Website and app data records
****

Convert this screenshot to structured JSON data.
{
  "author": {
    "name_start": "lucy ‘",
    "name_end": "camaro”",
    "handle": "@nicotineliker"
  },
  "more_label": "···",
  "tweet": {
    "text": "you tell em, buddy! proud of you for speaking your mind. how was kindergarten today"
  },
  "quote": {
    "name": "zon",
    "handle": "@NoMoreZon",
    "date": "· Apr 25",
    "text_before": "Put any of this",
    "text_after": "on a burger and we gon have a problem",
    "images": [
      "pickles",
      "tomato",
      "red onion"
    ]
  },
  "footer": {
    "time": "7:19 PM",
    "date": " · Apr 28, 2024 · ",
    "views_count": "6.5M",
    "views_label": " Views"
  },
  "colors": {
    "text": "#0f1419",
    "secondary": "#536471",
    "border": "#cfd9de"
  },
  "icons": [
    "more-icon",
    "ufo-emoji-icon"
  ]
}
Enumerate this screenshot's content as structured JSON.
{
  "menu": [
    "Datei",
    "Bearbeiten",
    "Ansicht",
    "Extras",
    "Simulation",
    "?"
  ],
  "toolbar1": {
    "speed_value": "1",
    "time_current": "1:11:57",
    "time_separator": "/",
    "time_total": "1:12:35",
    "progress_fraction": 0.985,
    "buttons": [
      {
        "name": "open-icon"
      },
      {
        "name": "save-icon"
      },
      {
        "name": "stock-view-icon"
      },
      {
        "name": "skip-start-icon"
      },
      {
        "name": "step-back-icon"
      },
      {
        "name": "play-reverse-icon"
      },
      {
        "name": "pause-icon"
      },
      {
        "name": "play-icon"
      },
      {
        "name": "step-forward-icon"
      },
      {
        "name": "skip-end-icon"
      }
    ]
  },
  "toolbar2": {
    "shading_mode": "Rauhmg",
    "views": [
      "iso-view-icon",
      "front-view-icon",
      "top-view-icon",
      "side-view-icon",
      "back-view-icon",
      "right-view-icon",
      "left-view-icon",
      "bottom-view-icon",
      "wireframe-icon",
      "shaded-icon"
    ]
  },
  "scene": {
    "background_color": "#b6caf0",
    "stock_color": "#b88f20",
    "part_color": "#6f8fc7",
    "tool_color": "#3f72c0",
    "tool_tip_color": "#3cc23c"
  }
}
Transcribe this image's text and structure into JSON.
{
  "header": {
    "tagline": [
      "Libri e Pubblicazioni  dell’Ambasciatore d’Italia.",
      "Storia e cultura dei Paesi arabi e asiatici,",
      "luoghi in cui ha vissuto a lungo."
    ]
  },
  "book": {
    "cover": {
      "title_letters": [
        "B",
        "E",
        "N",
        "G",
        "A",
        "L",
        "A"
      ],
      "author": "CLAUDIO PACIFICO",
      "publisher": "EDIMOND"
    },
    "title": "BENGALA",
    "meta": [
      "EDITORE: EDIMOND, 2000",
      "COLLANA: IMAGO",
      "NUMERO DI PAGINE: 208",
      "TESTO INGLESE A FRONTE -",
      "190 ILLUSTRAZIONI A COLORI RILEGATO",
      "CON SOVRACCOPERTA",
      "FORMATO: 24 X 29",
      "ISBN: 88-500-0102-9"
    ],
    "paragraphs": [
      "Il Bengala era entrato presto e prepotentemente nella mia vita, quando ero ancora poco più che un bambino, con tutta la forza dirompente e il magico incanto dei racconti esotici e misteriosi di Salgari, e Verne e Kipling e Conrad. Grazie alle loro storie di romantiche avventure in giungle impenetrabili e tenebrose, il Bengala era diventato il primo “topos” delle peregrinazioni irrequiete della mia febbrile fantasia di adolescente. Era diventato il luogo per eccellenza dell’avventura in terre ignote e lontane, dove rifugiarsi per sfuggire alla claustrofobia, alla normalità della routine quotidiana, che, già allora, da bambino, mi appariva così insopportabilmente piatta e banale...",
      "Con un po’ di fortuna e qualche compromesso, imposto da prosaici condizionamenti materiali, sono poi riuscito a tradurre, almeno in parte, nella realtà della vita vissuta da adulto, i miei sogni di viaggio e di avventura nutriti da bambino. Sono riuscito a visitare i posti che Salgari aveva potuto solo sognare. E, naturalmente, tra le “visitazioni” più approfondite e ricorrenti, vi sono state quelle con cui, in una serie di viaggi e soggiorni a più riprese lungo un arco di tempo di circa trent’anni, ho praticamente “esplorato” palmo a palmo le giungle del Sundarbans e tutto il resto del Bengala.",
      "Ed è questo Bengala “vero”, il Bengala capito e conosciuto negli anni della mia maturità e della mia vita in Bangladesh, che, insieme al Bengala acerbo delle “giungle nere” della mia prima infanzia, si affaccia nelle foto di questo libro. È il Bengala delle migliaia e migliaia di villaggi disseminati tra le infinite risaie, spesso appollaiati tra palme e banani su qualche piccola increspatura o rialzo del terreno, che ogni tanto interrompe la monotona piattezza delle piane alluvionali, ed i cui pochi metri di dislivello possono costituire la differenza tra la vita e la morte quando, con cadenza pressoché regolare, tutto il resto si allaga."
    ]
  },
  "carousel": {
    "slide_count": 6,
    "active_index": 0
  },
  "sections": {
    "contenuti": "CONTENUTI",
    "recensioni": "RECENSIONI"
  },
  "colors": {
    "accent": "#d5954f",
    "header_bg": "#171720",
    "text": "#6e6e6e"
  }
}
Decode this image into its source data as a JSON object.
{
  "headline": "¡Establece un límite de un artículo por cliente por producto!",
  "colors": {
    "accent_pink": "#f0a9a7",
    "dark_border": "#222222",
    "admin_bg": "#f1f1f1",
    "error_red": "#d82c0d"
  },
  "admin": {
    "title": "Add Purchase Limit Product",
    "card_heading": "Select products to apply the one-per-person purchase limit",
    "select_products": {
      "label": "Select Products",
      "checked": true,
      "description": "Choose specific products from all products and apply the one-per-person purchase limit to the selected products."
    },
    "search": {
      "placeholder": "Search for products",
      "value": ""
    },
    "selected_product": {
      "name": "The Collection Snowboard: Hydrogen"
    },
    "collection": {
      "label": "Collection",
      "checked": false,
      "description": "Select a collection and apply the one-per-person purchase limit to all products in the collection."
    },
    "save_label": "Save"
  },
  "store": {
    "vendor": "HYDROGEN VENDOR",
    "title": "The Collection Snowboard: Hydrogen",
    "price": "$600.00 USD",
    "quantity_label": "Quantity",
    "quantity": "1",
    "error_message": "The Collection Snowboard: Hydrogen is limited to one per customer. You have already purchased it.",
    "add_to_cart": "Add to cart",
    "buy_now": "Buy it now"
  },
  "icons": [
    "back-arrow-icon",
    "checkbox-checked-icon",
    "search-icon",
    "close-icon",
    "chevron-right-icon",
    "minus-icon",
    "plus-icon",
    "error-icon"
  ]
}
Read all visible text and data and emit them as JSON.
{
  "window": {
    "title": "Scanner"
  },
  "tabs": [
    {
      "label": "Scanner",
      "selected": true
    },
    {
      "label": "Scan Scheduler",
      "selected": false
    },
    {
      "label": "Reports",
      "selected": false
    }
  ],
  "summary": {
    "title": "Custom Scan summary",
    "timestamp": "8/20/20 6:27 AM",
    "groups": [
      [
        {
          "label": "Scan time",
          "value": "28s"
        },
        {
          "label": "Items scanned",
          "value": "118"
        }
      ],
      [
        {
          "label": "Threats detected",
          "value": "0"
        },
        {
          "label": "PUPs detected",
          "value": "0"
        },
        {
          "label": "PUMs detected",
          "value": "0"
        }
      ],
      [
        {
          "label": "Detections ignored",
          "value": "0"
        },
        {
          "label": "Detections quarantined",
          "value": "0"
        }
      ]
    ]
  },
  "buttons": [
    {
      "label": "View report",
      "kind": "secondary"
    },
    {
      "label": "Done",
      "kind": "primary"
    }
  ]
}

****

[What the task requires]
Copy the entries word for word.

[Task output]
Convert this screenshot to structured JSON data.
{
  "author": {
    "name_start": "lucy ‘",
    "name_end": "camaro”",
    "handle": "@nicotineliker"
  },
  "more_label": "···",
  "tweet": {
    "text": "you tell em, buddy! proud of you for speaking your mind. how was kindergarten today"
  },
  "quote": {
    "name": "zon",
    "handle": "@NoMoreZon",
    "date": "· Apr 25",
    "text_before": "Put any of this",
    "text_after": "on a burger and we gon have a problem",
    "images": [
      "pickles",
      "tomato",
      "red onion"
    ]
  },
  "footer": {
    "time": "7:19 PM",
    "date": " · Apr 28, 2024 · ",
    "views_count": "6.5M",
    "views_label": " Views"
  },
  "colors": {
    "text": "#0f1419",
    "secondary": "#536471",
    "border": "#cfd9de"
  },
  "icons": [
    "more-icon",
    "ufo-emoji-icon"
  ]
}
Enumerate this screenshot's content as structured JSON.
{
  "menu": [
    "Datei",
    "Bearbeiten",
    "Ansicht",
    "Extras",
    "Simulation",
    "?"
  ],
  "toolbar1": {
    "speed_value": "1",
    "time_current": "1:11:57",
    "time_separator": "/",
    "time_total": "1:12:35",
    "progress_fraction": 0.985,
    "buttons": [
      {
        "name": "open-icon"
      },
      {
        "name": "save-icon"
      },
      {
        "name": "stock-view-icon"
      },
      {
        "name": "skip-start-icon"
      },
      {
        "name": "step-back-icon"
      },
      {
        "name": "play-reverse-icon"
      },
      {
        "name": "pause-icon"
      },
      {
        "name": "play-icon"
      },
      {
        "name": "step-forward-icon"
      },
      {
        "name": "skip-end-icon"
      }
    ]
  },
  "toolbar2": {
    "shading_mode": "Rauhmg",
    "views": [
      "iso-view-icon",
      "front-view-icon",
      "top-view-icon",
      "side-view-icon",
      "back-view-icon",
      "right-view-icon",
      "left-view-icon",
      "bottom-view-icon",
      "wireframe-icon",
      "shaded-icon"
    ]
  },
  "scene": {
    "background_color": "#b6caf0",
    "stock_color": "#b88f20",
    "part_color": "#6f8fc7",
    "tool_color": "#3f72c0",
    "tool_tip_color": "#3cc23c"
  }
}
Transcribe this image's text and structure into JSON.
{
  "header": {
    "tagline": [
      "Libri e Pubblicazioni  dell’Ambasciatore d’Italia.",
      "Storia e cultura dei Paesi arabi e asiatici,",
      "luoghi in cui ha vissuto a lungo."
    ]
  },
  "book": {
    "cover": {
      "title_letters": [
        "B",
        "E",
        "N",
        "G",
        "A",
        "L",
        "A"
      ],
      "author": "CLAUDIO PACIFICO",
      "publisher": "EDIMOND"
    },
    "title": "BENGALA",
    "meta": [
      "EDITORE: EDIMOND, 2000",
      "COLLANA: IMAGO",
      "NUMERO DI PAGINE: 208",
      "TESTO INGLESE A FRONTE -",
      "190 ILLUSTRAZIONI A COLORI RILEGATO",
      "CON SOVRACCOPERTA",
      "FORMATO: 24 X 29",
      "ISBN: 88-500-0102-9"
    ],
    "paragraphs": [
      "Il Bengala era entrato presto e prepotentemente nella mia vita, quando ero ancora poco più che un bambino, con tutta la forza dirompente e il magico incanto dei racconti esotici e misteriosi di Salgari, e Verne e Kipling e Conrad. Grazie alle loro storie di romantiche avventure in giungle impenetrabili e tenebrose, il Bengala era diventato il primo “topos” delle peregrinazioni irrequiete della mia febbrile fantasia di adolescente. Era diventato il luogo per eccellenza dell’avventura in terre ignote e lontane, dove rifugiarsi per sfuggire alla claustrofobia, alla normalità della routine quotidiana, che, già allora, da bambino, mi appariva così insopportabilmente piatta e banale...",
      "Con un po’ di fortuna e qualche compromesso, imposto da prosaici condizionamenti materiali, sono poi riuscito a tradurre, almeno in parte, nella realtà della vita vissuta da adulto, i miei sogni di viaggio e di avventura nutriti da bambino. Sono riuscito a visitare i posti che Salgari aveva potuto solo sognare. E, naturalmente, tra le “visitazioni” più approfondite e ricorrenti, vi sono state quelle con cui, in una serie di viaggi e soggiorni a più riprese lungo un arco di tempo di circa trent’anni, ho praticamente “esplorato” palmo a palmo le giungle del Sundarbans e tutto il resto del Bengala.",
      "Ed è questo Bengala “vero”, il Bengala capito e conosciuto negli anni della mia maturità e della mia vita in Bangladesh, che, insieme al Bengala acerbo delle “giungle nere” della mia prima infanzia, si affaccia nelle foto di questo libro. È il Bengala delle migliaia e migliaia di villaggi disseminati tra le infinite risaie, spesso appollaiati tra palme e banani su qualche piccola increspatura o rialzo del terreno, che ogni tanto interrompe la monotona piattezza delle piane alluvionali, ed i cui pochi metri di dislivello possono costituire la differenza tra la vita e la morte quando, con cadenza pressoché regolare, tutto il resto si allaga."
    ]
  },
  "carousel": {
    "slide_count": 6,
    "active_index": 0
  },
  "sections": {
    "contenuti": "CONTENUTI",
    "recensioni": "RECENSIONI"
  },
  "colors": {
    "accent": "#d5954f",
    "header_bg": "#171720",
    "text": "#6e6e6e"
  }
}
Decode this image into its source data as a JSON object.
{
  "headline": "¡Establece un límite de un artículo por cliente por producto!",
  "colors": {
    "accent_pink": "#f0a9a7",
    "dark_border": "#222222",
    "admin_bg": "#f1f1f1",
    "error_red": "#d82c0d"
  },
  "admin": {
    "title": "Add Purchase Limit Product",
    "card_heading": "Select products to apply the one-per-person purchase limit",
    "select_products": {
      "label": "Select Products",
      "checked": true,
      "description": "Choose specific products from all products and apply the one-per-person purchase limit to the selected products."
    },
    "search": {
      "placeholder": "Search for products",
      "value": ""
    },
    "selected_product": {
      "name": "The Collection Snowboard: Hydrogen"
    },
    "collection": {
      "label": "Collection",
      "checked": false,
      "description": "Select a collection and apply the one-per-person purchase limit to all products in the collection."
    },
    "save_label": "Save"
  },
  "store": {
    "vendor": "HYDROGEN VENDOR",
    "title": "The Collection Snowboard: Hydrogen",
    "price": "$600.00 USD",
    "quantity_label": "Quantity",
    "quantity": "1",
    "error_message": "The Collection Snowboard: Hydrogen is limited to one per customer. You have already purchased it.",
    "add_to_cart": "Add to cart",
    "buy_now": "Buy it now"
  },
  "icons": [
    "back-arrow-icon",
    "checkbox-checked-icon",
    "search-icon",
    "close-icon",
    "chevron-right-icon",
    "minus-icon",
    "plus-icon",
    "error-icon"
  ]
}
Read all visible text and data and emit them as JSON.
{
  "window": {
    "title": "Scanner"
  },
  "tabs": [
    {
      "label": "Scanner",
      "selected": true
    },
    {
      "label": "Scan Scheduler",
      "selected": false
    },
    {
      "label": "Reports",
      "selected": false
    }
  ],
  "summary": {
    "title": "Custom Scan summary",
    "timestamp": "8/20/20 6:27 AM",
    "groups": [
      [
        {
          "label": "Scan time",
          "value": "28s"
        },
        {
          "label": "Items scanned",
          "value": "118"
        }
      ],
      [
        {
          "label": "Threats detected",
          "value": "0"
        },
        {
          "label": "PUPs detected",
          "value": "0"
        },
        {
          "label": "PUMs detected",
          "value": "0"
        }
      ],
      [
        {
          "label": "Detections ignored",
          "value": "0"
        },
        {
          "label": "Detections quarantined",
          "value": "0"
        }
      ]
    ]
  },
  "buttons": [
    {
      "label": "View report",
      "kind": "secondary"
    },
    {
      "label": "Done",
      "kind": "primary"
    }
  ]
}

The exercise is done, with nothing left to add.